**Your instructions**
Every single record below is to be reproduced exactly.

--- START ---

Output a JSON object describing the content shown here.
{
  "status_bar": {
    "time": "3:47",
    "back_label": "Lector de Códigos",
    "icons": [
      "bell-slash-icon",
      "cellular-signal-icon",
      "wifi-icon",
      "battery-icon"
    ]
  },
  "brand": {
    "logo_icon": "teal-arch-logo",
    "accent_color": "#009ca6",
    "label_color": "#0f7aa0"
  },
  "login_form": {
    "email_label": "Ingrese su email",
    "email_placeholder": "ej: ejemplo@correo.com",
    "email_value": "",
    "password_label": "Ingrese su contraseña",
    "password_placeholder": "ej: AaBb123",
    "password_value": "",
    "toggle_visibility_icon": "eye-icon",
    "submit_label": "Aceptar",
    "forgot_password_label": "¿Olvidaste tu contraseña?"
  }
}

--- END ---

**Solution**
Output a JSON object describing the content shown here.
{
  "status_bar": {
    "time": "3:47",
    "back_label": "Lector de Códigos",
    "icons": [
      "bell-slash-icon",
      "cellular-signal-icon",
      "wifi-icon",
      "battery-icon"
    ]
  },
  "brand": {
    "logo_icon": "teal-arch-logo",
    "accent_color": "#009ca6",
    "label_color": "#0f7aa0"
  },
  "login_form": {
    "email_label": "Ingrese su email",
    "email_placeholder": "ej: ejemplo@correo.com",
    "email_value": "",
    "password_label": "Ingrese su contraseña",
    "password_placeholder": "ej: AaBb123",
    "password_value": "",
    "toggle_visibility_icon": "eye-icon",
    "submit_label": "Aceptar",
    "forgot_password_label": "¿Olvidaste tu contraseña?"
  }
}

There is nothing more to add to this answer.